How do the scams work?
Victims receive Coronavirus-themed emails in which the actors request the victim to open an attachment or click on a link provided via the email in order to obtain details about the Coronavirus. Once a victim clicks on the attachment or link, they are directed to a malicious website controlled by the actors or given a false login pop-up, requesting the victim to enter his/her login credentials.
Malicious actors can use the login credentials to access the victim’s accounts or to conduct further cyber attacks. In other campaigns, victims received emails that also appeared to originate from the U.S. Centers for Disease Control (CDC), CDC; however, malicious actors requested a donation via Bitcoin to fund a false “incident management system,” in relation to the Coronavirus (2).
Scammers have been targeting people with phishing texts Credit: KnowBe4 (3).
Handy tips to prevent becoming a victim of Coronavirus-themed online scams:
Stay on the lookout for phishing emails and other scams related to Coronavirus. Some handy tips:
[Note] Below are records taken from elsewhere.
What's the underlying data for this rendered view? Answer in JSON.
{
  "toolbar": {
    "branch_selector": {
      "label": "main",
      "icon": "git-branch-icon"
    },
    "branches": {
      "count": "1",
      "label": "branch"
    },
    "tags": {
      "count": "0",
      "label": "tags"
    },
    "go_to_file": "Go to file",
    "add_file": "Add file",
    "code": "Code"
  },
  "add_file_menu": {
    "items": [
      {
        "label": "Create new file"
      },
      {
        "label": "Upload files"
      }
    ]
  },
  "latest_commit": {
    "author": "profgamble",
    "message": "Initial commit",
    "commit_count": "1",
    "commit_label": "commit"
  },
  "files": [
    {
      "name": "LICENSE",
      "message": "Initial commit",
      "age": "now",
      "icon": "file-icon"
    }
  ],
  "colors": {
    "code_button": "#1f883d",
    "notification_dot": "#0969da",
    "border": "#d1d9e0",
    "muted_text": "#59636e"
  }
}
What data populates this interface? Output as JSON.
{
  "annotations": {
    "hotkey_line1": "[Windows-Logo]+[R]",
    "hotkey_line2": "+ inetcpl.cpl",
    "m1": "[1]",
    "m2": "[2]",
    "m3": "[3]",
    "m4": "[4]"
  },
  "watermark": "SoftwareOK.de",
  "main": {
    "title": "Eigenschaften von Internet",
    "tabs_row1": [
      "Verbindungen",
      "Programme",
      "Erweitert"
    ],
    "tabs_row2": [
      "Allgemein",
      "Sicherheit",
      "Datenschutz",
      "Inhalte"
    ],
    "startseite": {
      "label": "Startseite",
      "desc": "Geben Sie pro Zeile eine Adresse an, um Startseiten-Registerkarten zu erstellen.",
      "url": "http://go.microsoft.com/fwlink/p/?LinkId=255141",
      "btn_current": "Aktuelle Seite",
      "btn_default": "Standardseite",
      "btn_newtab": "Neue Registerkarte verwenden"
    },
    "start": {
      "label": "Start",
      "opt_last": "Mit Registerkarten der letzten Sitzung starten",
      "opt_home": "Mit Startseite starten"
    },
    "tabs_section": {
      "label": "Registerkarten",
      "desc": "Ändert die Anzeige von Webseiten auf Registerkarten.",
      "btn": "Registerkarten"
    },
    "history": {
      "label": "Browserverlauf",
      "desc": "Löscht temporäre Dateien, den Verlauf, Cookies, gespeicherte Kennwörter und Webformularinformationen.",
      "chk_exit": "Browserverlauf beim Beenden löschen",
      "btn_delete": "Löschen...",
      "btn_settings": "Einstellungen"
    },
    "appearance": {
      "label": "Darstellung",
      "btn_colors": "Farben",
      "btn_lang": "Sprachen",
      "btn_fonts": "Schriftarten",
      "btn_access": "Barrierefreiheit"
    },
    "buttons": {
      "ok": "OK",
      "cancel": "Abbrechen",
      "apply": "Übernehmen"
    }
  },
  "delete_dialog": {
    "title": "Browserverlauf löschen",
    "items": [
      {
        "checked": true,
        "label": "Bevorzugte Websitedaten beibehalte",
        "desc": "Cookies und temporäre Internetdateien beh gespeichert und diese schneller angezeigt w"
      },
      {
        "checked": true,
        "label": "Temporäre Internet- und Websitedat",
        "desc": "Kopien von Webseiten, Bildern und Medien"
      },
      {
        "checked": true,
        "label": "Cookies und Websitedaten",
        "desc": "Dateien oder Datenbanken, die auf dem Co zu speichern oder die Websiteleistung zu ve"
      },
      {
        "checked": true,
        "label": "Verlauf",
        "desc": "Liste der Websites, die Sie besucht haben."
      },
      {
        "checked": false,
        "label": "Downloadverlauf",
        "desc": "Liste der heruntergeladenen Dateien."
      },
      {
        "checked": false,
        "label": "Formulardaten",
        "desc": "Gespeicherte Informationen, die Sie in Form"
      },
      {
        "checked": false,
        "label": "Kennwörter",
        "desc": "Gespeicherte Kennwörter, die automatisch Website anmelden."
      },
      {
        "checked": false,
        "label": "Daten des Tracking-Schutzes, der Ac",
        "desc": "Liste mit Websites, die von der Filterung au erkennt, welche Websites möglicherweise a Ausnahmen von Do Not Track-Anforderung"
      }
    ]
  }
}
• Go directly to a trustworthy website for updates rather than clicking on email attachments, links, or pop-ups
• Double check a website address prior to typing it in as scammers typically slightly alter URLs so they closely resemble a legitimate URL
• Do not enter sensitive data such as username and password into websites that do not typically ask for it
• Use multi-factor authentication whenever possible
• Use complex passwords and use different passwords for different services
• Keep systems updated and running antivirus software